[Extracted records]
#####

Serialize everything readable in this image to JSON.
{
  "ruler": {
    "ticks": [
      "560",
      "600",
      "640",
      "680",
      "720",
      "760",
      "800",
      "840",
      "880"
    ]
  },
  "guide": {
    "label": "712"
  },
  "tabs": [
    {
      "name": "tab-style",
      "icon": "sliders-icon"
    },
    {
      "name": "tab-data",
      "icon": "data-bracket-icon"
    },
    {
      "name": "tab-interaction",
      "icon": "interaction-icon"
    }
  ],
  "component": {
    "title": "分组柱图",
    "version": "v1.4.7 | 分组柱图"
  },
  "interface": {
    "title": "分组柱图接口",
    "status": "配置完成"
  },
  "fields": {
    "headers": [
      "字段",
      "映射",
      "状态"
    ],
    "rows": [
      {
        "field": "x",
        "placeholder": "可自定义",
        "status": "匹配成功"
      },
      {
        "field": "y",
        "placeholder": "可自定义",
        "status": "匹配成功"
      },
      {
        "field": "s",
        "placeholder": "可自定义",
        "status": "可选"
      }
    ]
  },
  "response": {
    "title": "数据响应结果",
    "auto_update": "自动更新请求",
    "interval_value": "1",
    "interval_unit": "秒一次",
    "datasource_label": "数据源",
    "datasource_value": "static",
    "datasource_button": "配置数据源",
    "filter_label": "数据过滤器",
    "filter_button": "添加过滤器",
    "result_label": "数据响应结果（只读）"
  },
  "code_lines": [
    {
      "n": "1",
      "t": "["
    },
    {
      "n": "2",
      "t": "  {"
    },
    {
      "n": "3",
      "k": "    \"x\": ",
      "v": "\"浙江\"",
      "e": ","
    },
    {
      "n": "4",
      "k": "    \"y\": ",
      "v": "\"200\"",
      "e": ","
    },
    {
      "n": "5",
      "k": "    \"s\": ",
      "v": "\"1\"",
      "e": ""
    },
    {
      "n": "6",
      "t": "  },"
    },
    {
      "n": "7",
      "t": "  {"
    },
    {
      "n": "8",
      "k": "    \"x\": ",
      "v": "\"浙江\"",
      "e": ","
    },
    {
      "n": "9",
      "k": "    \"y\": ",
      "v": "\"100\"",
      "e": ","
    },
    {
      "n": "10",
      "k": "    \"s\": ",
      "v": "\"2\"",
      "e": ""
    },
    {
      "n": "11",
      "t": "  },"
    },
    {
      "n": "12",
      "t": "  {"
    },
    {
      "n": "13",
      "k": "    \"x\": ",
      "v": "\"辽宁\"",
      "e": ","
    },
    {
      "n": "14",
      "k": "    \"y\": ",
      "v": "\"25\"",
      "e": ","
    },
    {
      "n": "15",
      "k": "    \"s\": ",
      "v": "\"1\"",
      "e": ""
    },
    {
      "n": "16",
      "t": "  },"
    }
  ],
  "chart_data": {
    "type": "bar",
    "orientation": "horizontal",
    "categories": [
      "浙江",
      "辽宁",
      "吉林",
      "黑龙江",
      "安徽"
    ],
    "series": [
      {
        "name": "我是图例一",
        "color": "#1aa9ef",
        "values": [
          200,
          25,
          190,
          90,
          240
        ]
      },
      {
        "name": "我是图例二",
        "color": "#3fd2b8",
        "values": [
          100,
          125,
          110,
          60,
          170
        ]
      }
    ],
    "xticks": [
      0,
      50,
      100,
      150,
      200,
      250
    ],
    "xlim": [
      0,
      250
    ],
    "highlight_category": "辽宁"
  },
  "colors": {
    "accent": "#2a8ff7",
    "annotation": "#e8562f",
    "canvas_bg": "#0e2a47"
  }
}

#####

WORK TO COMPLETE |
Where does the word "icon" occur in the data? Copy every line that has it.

FINISHED EXERCISE |
      "icon": "sliders-icon"
      "icon": "data-bracket-icon"
      "icon": "interaction-icon"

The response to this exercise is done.